888.2553/2–2353: Telegram

No. 302
The Ambassador in Iran (Henderson) to the Department of State1

top secret

3355. Noforn. Eyes only Secretary and Byroade.


During my conversation with Mosadeq this evening he stated that (Embtel 3354, repeated London 1089, February 23)2 British were intriguing in numerous ways to bring about overthrow of his government and at same time were pretending to United States Government that they desired settlement oil problem. British did not really want to come to agreement with him re oil. This was clear from terms of their last proposal to him. If they really wanted agreement they would not have incorporated in compensation agreement draft terms reference provision for determination of compensation in accordance with principles of British coal national law after he had made it clear that he could not accept terms reference so worded. I told him I had reason believe that British proposals were in good faith and that they regarded them with utmost seriousness. I had already pointed out in our last conversation [Page 678] that he had been first to suggest basing of compensation on provisions of some British national law. Prime Minister extracted alternate compensation agreement from his papers. He asked if in my opinion British would accept terms reference reading as follows: “To determine the sum required to provide compensation to the company as result of the Iranian oil nationalization laws of March and May 1951”.

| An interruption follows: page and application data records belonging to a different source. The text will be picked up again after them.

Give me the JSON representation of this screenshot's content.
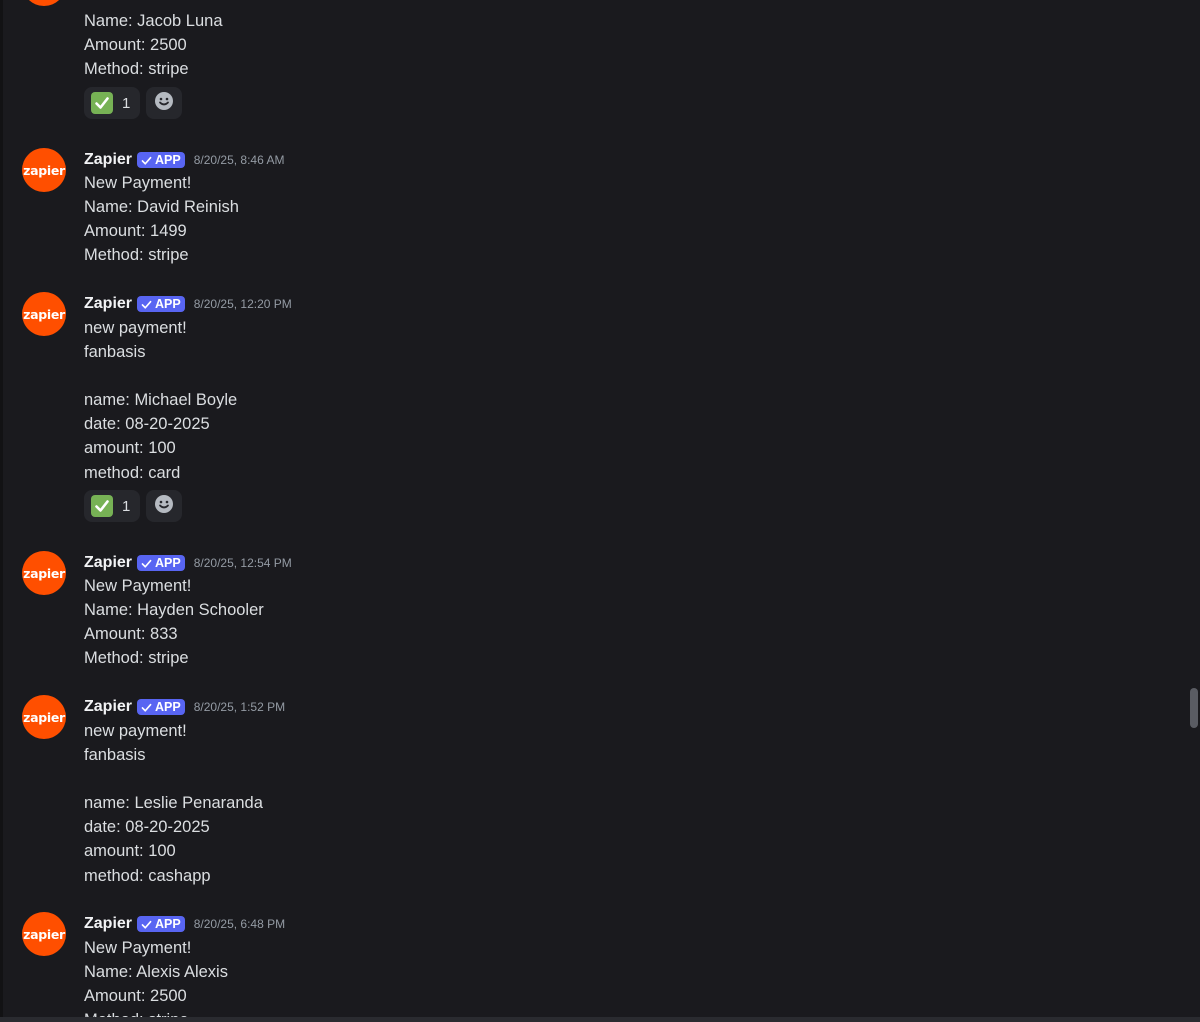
{
  "app": {
    "avatar_label": "zapier",
    "author": "Zapier",
    "app_tag": "APP"
  },
  "colors": {
    "background": "#1a1a1e",
    "avatar": "#ff4f00",
    "app_tag": "#5865f2",
    "text": "#dbdee1",
    "timestamp": "#949ba4"
  },
  "messages": [
    {
      "partial_top": true,
      "lines": [
        "Name: Jacob Luna",
        "Amount: 2500",
        "Method: stripe"
      ],
      "reaction": {
        "emoji": "white-check-mark",
        "count": "1"
      }
    },
    {
      "author": "Zapier",
      "tag": "APP",
      "timestamp": "8/20/25, 8:46 AM",
      "lines": [
        "New Payment!",
        "Name: David Reinish",
        "Amount: 1499",
        "Method: stripe"
      ]
    },
    {
      "author": "Zapier",
      "tag": "APP",
      "timestamp": "8/20/25, 12:20 PM",
      "lines": [
        "new payment!",
        "fanbasis",
        "",
        "name: Michael Boyle",
        "date: 08-20-2025",
        "amount: 100",
        "method: card"
      ],
      "reaction": {
        "emoji": "white-check-mark",
        "count": "1"
      }
    },
    {
      "author": "Zapier",
      "tag": "APP",
      "timestamp": "8/20/25, 12:54 PM",
      "lines": [
        "New Payment!",
        "Name: Hayden Schooler",
        "Amount: 833",
        "Method: stripe"
      ]
    },
    {
      "author": "Zapier",
      "tag": "APP",
      "timestamp": "8/20/25, 1:52 PM",
      "lines": [
        "new payment!",
        "fanbasis",
        "",
        "name: Leslie Penaranda",
        "date: 08-20-2025",
        "amount: 100",
        "method: cashapp"
      ]
    },
    {
      "author": "Zapier",
      "tag": "APP",
      "timestamp": "8/20/25, 6:48 PM",
      "lines": [
        "New Payment!",
        "Name: Alexis Alexis",
        "Amount: 2500",
        "Method: stripe"
      ],
      "partial_bottom": true
    }
  ]
}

I said my instructions were to effect that no substantive change could be accepted in text as proposed. He stated that nevertheless he would like to have my personal opinion as to whether British would accept compensation agreement of type proposed by them with this one change. I repeated I unable to answer that question; my instructions were that there could be no substantive changes. He said that he did not know as yet what his advisers might recommend but it might be useful for him have answer to this question. I asked if I was to understand that two documents which I handed him would be agreeable to him if terms reference would be altered along lines of his inquiry. He said he could make no commitments but he would like have answer to question which he had just proposed. He did not want to suggest to his advisers that Iran accept these two documents subject to change this kind because British after turning down such counterproposal could say that he had practically agreed to their proposals and would use this argument to prevail on successor government to accept their wording of terms reference. I told him that it was difficult for me on purely hypothetical basis to obtain answer to question this kind particularly in view of my instructions.

I leave to Department’s discretion whether query which Mosadeq has put to me should be passed on to British. It seems to me rather doubtful that acceptance or rejection of proposal should hinge on answer; nevertheless, if it should so transpire that Mosadeq should tell me later that he would accept proposals in case I could assure him that British would be agreeable to such change it might be helpful to me to know what to say. Mosadeq does not know I informing Department re his inquiry which he stressed was of personal nature.
I obtained impression from my talk that in spite of Mosadeq’s inquiry there is really little likelihood that answer to our proposals will furnish basis for continuance conversations.
  1. Also sent to London eyes only for the Ambassador.
  2. In telegram 3354 Ambassador Henderson reported on a conversation with Mosadeq, during which Mosadeq said he had no intention of resigning. Mosadeq did not wish to discuss his dispute with the Shah and said that he was unable to give proper consideration to the oil proposals. (788.00/2–2353)